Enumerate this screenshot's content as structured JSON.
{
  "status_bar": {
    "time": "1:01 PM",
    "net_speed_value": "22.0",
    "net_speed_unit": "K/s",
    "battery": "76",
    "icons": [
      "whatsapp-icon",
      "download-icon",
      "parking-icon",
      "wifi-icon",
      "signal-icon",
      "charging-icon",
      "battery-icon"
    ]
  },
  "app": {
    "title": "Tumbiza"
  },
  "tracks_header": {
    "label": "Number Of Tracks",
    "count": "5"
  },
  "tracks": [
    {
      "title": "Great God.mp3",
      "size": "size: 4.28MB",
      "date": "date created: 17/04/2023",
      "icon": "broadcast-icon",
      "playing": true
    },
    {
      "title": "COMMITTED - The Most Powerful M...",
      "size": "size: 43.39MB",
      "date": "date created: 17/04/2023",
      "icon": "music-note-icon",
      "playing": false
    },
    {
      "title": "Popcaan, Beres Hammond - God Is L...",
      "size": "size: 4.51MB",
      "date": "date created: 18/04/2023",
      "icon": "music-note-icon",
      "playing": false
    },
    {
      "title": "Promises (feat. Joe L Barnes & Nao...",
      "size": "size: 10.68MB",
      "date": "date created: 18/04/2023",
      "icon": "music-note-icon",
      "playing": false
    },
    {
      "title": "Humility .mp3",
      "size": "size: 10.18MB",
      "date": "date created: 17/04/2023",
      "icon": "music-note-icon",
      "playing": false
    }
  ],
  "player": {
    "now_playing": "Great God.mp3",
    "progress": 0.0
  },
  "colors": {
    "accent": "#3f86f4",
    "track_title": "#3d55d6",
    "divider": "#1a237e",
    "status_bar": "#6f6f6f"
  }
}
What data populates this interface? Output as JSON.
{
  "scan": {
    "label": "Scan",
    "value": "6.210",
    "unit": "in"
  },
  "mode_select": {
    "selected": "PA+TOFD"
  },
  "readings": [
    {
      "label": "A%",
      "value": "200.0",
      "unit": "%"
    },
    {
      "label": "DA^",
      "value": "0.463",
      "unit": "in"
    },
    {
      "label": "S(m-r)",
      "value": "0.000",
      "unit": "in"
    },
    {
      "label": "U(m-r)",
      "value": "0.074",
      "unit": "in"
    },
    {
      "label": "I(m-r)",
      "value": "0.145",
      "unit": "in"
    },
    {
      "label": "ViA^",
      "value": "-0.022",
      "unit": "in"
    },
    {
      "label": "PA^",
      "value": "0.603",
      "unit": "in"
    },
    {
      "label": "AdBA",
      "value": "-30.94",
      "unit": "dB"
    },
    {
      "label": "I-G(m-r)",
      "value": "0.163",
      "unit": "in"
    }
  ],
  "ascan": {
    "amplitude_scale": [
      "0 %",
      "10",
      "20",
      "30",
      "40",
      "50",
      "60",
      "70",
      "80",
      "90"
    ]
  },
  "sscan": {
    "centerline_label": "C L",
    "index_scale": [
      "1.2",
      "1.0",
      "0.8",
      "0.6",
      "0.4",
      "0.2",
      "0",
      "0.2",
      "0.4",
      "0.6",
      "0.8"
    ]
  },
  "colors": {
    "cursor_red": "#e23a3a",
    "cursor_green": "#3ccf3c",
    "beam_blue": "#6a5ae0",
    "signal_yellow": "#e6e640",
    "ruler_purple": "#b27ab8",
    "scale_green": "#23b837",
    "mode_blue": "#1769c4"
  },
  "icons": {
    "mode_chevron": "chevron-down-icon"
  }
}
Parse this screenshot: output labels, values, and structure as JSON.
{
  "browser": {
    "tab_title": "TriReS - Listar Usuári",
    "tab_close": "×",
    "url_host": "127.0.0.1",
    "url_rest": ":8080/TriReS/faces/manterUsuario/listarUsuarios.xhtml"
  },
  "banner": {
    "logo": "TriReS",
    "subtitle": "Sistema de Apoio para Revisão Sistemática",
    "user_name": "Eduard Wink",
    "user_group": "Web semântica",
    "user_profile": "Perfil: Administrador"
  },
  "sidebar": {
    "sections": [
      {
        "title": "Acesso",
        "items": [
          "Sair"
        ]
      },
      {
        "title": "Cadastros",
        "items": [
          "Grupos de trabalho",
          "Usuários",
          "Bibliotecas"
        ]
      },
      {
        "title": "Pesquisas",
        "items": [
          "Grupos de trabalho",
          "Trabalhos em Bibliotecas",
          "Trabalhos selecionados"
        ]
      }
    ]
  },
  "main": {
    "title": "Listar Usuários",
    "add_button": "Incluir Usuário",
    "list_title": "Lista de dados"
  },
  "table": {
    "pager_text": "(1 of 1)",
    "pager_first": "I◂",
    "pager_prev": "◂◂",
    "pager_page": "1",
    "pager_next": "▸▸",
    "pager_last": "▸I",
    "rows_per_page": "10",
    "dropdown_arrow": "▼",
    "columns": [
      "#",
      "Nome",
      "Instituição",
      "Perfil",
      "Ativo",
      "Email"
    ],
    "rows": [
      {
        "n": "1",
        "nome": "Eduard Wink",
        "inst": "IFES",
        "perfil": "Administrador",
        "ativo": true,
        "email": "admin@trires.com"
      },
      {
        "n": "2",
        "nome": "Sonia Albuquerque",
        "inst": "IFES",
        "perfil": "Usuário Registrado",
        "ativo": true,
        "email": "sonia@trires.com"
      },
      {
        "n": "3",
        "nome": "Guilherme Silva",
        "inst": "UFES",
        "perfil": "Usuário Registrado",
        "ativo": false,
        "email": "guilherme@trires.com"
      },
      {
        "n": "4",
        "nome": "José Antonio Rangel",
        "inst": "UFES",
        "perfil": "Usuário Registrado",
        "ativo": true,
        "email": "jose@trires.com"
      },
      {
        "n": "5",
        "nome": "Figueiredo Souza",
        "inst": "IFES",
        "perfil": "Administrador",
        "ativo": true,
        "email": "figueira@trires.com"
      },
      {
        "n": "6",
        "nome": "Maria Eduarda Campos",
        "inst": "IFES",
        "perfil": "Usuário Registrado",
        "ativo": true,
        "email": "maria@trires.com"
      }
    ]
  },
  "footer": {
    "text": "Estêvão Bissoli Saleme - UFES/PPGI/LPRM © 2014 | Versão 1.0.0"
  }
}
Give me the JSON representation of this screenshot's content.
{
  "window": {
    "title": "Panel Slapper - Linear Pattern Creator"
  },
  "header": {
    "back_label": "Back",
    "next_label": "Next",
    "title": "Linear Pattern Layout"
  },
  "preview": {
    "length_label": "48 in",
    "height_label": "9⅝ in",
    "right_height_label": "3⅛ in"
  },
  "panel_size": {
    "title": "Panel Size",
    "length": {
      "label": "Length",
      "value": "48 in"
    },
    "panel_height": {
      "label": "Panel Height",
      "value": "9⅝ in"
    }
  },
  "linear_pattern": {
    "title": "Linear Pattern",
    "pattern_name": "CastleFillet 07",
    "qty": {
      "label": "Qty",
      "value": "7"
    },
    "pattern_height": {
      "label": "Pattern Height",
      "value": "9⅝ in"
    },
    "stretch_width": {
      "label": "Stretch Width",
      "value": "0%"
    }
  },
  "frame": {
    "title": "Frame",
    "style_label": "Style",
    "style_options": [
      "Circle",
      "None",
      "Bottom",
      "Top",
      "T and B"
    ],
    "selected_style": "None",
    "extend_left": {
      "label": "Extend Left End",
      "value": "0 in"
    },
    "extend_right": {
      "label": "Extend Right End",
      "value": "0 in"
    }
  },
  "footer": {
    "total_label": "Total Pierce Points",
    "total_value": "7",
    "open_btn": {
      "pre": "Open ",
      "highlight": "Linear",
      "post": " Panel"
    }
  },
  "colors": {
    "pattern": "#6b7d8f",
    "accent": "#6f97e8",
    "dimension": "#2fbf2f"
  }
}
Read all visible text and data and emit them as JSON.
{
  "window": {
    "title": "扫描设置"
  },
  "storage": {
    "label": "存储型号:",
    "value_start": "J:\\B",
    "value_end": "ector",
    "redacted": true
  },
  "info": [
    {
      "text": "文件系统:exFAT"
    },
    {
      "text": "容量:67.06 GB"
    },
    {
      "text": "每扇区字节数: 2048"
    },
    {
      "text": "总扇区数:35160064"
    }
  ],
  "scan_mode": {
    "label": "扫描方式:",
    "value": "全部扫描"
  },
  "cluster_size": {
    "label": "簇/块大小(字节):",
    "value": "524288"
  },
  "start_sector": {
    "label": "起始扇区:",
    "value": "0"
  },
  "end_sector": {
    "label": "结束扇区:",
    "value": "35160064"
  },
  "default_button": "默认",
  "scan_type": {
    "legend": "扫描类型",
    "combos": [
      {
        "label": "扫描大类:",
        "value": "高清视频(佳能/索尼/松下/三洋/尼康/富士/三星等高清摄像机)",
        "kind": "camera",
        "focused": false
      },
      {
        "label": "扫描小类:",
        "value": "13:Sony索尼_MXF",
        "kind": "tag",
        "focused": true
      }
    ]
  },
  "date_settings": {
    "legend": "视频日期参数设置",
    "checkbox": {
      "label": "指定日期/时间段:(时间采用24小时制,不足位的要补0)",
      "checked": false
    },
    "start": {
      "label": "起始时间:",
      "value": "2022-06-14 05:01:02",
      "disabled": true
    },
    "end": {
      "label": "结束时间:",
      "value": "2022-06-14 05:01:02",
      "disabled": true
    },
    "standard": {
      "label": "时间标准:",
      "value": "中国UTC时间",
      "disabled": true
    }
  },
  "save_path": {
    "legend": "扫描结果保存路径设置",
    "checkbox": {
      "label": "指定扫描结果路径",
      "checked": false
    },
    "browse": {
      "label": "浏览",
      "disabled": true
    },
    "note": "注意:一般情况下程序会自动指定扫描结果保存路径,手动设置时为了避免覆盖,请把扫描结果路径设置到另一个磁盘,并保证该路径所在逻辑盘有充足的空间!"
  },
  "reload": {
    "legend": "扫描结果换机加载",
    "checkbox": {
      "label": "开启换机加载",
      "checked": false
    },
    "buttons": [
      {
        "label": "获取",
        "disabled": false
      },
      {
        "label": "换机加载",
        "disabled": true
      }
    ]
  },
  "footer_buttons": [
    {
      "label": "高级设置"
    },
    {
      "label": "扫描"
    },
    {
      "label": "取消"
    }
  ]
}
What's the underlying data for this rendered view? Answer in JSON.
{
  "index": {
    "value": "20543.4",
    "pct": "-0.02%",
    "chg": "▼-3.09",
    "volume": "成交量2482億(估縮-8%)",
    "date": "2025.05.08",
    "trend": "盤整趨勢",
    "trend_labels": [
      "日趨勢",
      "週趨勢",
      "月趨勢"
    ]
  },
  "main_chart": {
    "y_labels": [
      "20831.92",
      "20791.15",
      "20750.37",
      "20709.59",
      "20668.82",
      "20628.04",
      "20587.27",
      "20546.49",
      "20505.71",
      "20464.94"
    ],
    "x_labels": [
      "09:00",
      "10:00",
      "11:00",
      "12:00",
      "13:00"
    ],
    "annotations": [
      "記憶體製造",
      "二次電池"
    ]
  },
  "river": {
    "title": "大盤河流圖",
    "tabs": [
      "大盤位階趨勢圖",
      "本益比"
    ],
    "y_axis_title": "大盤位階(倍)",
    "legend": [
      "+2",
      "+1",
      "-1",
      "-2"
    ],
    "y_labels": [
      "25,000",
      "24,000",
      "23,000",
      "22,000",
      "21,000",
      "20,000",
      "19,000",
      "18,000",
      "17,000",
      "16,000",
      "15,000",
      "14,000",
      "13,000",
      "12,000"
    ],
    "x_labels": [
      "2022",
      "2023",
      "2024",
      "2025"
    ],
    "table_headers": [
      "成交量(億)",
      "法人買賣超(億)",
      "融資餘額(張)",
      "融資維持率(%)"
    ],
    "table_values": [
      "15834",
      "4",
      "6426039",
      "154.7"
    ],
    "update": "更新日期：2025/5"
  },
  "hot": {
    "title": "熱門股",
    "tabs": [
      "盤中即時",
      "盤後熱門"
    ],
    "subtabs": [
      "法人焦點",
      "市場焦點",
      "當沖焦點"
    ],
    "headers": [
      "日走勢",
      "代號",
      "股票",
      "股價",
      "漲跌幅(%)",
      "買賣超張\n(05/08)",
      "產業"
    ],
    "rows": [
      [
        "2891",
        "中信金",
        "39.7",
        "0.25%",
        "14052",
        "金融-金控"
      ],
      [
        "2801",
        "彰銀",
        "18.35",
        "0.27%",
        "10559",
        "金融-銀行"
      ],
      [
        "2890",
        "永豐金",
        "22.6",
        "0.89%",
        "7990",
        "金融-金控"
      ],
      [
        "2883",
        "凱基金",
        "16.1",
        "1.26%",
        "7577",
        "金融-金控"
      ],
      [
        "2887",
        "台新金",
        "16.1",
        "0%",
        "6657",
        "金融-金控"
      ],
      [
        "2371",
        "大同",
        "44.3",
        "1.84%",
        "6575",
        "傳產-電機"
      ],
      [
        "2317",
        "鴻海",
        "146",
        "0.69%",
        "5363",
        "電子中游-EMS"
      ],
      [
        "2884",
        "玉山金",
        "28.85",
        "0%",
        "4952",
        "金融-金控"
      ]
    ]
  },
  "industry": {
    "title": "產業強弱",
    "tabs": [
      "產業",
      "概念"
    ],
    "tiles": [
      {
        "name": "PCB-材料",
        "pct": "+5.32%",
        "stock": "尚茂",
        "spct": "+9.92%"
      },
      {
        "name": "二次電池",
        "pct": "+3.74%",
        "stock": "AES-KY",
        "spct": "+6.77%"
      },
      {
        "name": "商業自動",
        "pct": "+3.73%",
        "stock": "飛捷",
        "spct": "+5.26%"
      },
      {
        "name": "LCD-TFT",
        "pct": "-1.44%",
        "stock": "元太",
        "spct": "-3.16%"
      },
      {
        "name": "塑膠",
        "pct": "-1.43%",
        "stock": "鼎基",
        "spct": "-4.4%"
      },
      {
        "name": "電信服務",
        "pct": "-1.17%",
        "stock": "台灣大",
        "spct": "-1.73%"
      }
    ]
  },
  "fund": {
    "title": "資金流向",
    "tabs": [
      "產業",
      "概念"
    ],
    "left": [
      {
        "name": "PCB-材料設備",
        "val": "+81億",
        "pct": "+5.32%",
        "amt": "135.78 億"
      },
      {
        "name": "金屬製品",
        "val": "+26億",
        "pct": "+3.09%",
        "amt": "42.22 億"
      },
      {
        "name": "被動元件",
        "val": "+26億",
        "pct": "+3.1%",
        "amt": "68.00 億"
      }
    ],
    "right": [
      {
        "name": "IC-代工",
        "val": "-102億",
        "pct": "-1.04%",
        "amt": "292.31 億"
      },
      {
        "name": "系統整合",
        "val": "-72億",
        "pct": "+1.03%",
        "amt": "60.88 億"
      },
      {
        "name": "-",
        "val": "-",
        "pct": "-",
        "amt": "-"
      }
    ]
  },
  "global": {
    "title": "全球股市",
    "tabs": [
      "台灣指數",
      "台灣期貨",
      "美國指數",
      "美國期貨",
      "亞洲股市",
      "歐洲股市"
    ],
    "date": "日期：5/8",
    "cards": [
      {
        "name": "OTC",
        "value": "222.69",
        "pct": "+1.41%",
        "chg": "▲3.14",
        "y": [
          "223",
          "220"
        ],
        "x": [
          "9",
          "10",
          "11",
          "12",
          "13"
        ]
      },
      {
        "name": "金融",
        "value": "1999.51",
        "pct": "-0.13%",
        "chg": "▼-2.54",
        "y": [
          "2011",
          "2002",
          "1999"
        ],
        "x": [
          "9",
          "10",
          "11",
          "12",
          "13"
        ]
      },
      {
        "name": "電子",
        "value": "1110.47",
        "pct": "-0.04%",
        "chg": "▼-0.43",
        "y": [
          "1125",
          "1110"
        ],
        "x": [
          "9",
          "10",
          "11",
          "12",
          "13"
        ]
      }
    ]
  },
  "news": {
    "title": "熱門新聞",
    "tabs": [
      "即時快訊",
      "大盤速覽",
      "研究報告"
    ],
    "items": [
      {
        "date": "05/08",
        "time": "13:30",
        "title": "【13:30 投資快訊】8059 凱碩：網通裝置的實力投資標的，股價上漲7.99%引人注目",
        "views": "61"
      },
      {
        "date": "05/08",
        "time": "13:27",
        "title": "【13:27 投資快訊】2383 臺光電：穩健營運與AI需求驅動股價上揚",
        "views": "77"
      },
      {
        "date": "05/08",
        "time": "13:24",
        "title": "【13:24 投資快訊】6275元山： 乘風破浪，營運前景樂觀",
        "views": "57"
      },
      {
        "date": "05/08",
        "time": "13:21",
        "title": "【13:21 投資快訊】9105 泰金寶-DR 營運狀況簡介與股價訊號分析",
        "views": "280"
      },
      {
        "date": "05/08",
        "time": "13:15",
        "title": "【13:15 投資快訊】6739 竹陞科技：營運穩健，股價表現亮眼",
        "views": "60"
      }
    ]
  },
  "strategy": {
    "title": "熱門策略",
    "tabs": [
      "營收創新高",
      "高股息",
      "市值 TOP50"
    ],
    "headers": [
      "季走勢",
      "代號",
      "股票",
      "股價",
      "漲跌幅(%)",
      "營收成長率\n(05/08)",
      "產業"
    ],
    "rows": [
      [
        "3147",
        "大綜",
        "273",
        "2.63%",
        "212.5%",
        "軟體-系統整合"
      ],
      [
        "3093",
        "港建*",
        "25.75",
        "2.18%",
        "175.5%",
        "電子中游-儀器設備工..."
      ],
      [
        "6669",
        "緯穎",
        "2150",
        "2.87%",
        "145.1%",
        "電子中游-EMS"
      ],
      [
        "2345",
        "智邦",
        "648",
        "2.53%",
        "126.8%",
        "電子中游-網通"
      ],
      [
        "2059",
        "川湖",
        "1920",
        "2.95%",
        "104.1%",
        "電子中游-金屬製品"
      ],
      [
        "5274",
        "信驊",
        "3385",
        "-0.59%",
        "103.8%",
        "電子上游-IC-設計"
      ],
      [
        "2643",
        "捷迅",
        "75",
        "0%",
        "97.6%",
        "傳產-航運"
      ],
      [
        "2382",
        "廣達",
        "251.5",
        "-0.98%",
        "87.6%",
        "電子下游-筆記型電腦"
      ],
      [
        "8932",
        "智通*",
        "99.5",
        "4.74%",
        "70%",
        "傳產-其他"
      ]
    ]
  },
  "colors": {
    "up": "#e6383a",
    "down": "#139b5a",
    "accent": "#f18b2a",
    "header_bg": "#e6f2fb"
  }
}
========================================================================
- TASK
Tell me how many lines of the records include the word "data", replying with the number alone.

- SOLUTION TO THE EXERCISE
3